Whenever a line of the records below contains the word "this", copy that line.

** EXTRACTED DATA follows **

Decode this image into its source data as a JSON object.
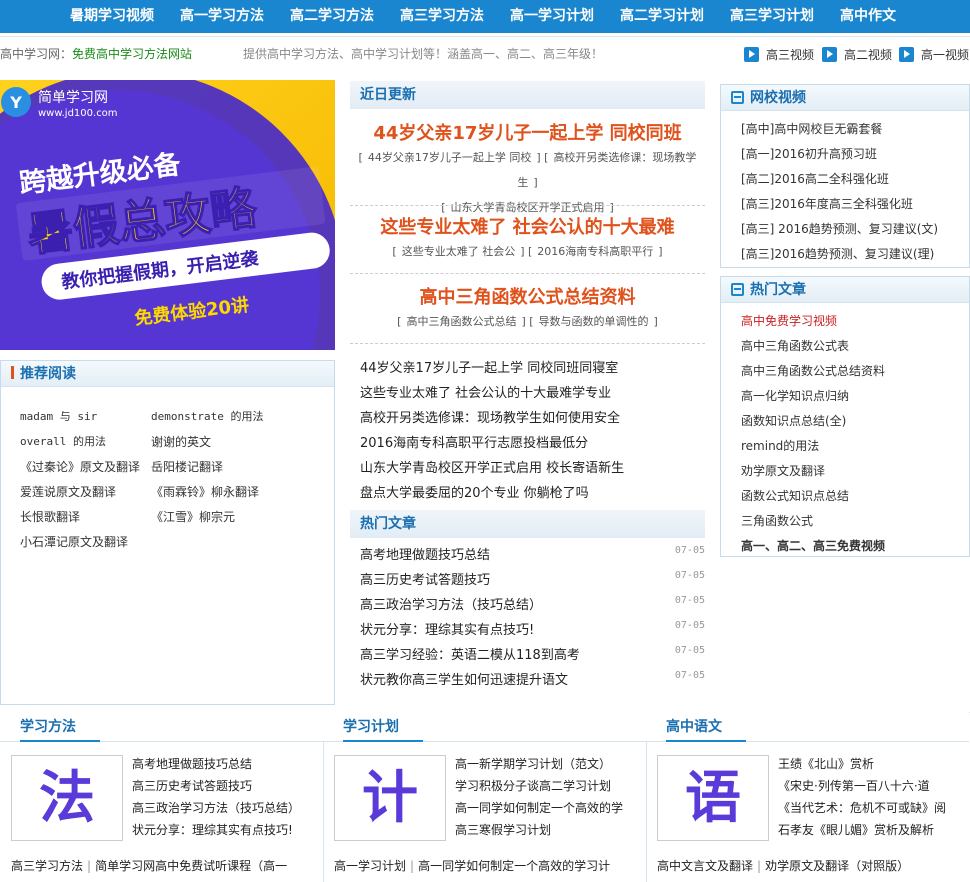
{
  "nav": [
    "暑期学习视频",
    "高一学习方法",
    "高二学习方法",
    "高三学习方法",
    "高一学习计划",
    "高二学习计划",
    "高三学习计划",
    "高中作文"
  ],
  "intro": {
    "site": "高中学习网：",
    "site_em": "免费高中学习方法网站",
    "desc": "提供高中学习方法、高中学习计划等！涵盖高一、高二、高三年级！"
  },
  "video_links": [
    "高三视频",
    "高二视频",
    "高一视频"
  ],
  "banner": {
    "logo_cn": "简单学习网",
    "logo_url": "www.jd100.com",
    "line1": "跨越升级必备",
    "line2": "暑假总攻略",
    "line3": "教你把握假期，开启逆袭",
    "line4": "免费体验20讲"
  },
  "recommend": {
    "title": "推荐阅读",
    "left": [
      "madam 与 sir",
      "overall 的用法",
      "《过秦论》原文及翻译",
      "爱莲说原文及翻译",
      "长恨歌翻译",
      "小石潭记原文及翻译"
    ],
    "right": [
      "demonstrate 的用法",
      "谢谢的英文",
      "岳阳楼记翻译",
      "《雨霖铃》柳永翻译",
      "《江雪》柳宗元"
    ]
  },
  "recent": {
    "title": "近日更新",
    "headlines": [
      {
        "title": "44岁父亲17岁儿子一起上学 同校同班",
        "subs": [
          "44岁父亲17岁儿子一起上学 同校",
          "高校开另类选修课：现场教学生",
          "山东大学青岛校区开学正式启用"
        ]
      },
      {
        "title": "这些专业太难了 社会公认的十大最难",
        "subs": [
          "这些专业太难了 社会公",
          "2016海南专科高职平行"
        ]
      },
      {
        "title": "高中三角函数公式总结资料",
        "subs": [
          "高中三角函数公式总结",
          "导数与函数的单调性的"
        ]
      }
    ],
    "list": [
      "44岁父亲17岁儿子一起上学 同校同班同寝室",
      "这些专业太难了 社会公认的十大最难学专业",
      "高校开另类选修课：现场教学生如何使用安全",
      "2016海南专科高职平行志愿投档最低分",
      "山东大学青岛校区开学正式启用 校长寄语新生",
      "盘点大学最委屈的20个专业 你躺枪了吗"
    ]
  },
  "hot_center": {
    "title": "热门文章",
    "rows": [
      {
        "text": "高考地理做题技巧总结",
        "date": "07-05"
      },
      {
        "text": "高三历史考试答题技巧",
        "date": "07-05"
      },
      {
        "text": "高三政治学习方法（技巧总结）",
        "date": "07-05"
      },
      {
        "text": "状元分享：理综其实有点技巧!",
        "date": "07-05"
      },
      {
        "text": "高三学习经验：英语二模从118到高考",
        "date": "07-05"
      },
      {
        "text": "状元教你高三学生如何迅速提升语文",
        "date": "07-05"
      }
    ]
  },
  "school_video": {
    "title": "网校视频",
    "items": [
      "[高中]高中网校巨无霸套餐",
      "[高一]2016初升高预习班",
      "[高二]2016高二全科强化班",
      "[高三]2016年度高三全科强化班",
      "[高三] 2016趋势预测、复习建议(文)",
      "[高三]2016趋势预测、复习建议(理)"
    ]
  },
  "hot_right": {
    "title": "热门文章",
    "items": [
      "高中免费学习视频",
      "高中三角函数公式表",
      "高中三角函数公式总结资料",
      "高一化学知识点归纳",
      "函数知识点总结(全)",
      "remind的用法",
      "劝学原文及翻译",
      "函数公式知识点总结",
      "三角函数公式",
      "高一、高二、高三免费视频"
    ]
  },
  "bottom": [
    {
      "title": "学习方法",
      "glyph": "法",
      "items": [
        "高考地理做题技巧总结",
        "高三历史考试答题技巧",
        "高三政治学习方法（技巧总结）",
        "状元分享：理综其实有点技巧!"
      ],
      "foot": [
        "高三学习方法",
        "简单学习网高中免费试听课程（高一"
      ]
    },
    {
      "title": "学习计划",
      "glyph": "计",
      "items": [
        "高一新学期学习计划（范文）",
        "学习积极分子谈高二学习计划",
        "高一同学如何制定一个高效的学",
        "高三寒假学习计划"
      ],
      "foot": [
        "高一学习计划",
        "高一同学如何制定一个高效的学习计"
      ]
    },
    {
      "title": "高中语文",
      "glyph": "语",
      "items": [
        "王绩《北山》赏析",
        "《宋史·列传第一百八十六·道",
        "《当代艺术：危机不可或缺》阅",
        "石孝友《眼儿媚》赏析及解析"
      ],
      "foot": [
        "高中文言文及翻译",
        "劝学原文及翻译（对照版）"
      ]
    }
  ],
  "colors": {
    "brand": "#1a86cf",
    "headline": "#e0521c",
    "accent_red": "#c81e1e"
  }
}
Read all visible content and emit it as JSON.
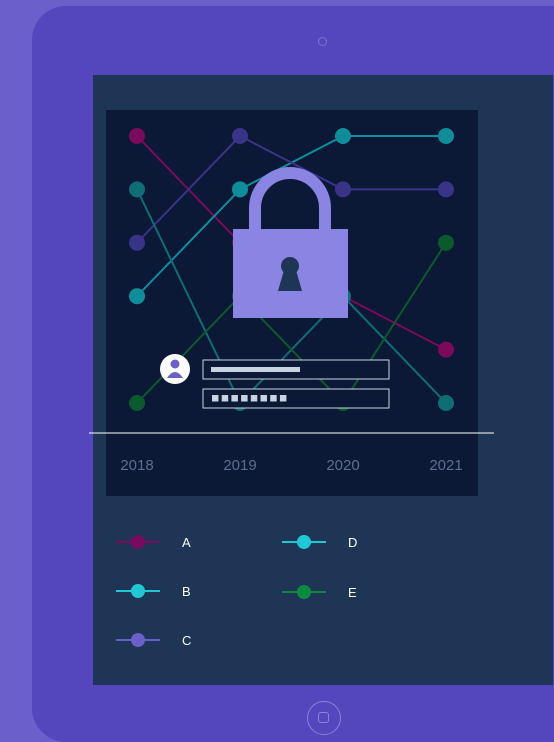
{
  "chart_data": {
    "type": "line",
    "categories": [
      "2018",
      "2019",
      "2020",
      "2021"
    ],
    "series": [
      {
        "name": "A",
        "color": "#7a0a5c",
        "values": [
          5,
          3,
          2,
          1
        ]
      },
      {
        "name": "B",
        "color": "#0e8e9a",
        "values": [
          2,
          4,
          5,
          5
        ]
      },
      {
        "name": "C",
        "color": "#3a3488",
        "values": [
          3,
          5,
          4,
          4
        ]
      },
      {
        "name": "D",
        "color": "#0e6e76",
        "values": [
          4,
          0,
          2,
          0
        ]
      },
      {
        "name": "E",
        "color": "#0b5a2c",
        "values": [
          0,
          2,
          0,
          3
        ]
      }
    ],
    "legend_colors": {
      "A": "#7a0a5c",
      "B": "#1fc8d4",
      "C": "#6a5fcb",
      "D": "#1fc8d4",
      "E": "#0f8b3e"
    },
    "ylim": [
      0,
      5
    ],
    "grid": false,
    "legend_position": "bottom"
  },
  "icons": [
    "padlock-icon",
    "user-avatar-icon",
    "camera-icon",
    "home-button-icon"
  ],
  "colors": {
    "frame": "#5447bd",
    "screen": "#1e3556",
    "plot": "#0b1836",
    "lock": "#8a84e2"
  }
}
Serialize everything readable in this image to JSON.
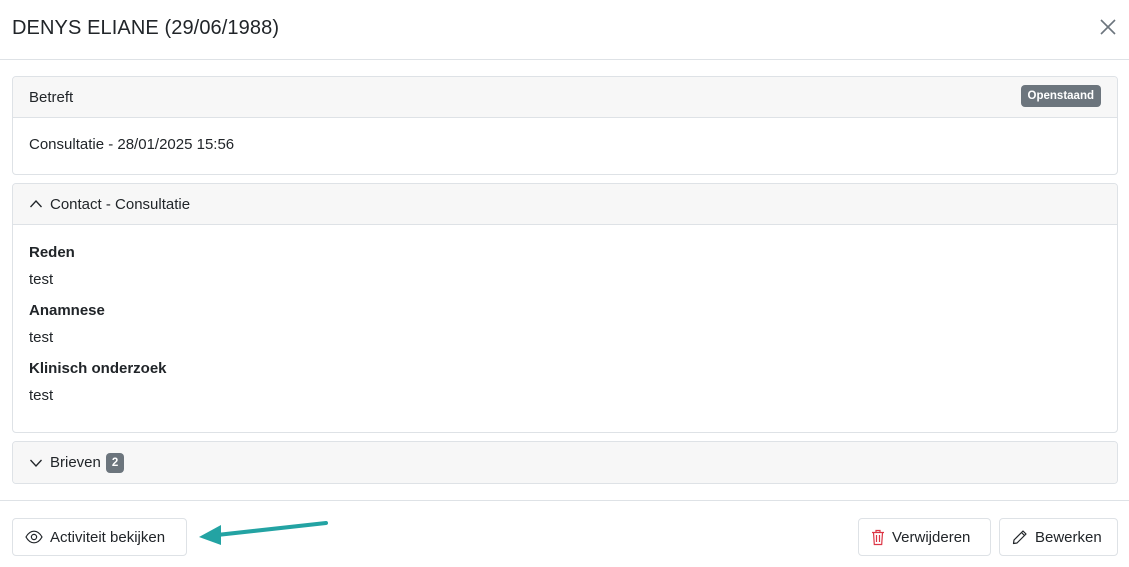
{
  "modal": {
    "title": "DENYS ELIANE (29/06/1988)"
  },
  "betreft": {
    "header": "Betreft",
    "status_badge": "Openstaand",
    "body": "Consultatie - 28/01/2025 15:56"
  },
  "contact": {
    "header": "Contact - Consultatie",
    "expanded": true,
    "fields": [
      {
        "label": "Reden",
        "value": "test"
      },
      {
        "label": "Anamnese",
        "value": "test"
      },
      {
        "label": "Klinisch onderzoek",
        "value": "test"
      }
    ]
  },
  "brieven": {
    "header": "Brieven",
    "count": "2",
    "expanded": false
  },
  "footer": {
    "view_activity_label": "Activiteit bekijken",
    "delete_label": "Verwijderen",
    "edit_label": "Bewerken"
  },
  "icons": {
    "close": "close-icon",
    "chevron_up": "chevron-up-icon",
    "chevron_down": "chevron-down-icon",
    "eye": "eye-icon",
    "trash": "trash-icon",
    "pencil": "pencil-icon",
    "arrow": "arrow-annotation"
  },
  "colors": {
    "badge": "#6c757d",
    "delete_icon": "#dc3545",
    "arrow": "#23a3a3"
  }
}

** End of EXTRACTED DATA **

ANSWER BELOW:
Decode this image into its source data as a JSON object.
Serialize everything readable in this image to JSON.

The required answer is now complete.